Start of GIVEN INFORMATION
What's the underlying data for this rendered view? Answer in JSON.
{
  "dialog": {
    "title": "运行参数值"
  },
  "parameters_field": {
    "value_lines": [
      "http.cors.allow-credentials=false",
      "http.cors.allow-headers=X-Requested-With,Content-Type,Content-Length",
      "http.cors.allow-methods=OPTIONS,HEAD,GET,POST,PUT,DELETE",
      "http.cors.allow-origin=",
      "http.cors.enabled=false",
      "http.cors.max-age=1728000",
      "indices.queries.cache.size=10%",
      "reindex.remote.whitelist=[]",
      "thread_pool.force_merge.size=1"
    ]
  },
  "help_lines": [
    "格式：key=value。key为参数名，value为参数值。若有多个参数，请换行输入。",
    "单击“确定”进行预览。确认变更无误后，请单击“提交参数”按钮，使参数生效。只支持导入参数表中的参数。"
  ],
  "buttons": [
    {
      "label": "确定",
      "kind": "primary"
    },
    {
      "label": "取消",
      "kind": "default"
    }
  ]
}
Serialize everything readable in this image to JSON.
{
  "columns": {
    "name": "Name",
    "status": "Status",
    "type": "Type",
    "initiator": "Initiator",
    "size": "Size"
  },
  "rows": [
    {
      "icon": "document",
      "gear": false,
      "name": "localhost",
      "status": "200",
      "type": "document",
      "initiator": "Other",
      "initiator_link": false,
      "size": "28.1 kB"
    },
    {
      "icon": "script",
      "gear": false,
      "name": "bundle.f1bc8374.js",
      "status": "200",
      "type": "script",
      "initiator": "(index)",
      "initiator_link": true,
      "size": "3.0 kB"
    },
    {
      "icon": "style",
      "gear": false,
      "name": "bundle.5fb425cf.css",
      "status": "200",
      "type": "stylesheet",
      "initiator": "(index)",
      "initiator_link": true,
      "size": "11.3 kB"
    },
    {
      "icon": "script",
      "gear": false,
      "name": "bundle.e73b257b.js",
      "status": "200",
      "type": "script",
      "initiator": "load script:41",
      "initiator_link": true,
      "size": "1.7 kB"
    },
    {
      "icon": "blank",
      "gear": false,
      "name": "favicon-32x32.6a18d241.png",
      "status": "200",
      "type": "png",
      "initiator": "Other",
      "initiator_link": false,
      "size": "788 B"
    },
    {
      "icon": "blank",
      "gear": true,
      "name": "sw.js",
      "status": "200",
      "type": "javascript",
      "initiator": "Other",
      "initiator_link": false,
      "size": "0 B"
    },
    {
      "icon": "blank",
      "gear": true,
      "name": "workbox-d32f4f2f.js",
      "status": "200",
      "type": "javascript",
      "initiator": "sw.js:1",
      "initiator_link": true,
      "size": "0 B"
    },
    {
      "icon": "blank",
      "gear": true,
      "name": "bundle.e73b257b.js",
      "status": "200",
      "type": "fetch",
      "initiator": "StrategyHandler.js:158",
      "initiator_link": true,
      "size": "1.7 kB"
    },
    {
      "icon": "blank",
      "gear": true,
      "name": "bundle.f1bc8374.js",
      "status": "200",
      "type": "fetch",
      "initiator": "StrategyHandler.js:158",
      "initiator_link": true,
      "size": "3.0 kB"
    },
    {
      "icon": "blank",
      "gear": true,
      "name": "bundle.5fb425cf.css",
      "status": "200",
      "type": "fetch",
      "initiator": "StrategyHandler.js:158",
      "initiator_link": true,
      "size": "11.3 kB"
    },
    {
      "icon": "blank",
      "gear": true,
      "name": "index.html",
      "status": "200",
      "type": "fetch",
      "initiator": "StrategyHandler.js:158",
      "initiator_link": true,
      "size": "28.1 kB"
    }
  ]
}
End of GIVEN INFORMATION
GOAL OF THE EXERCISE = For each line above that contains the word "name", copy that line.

REPLY TO THE TASK =
    "name": "Name",
      "name": "localhost",
      "name": "bundle.f1bc8374.js",
      "name": "bundle.5fb425cf.css",
      "name": "bundle.e73b257b.js",
      "name": "favicon-32x32.6a18d241.png",
      "name": "sw.js",
      "name": "workbox-d32f4f2f.js",
      "name": "bundle.e73b257b.js",
      "name": "bundle.f1bc8374.js",
      "name": "bundle.5fb425cf.css",
      "name": "index.html",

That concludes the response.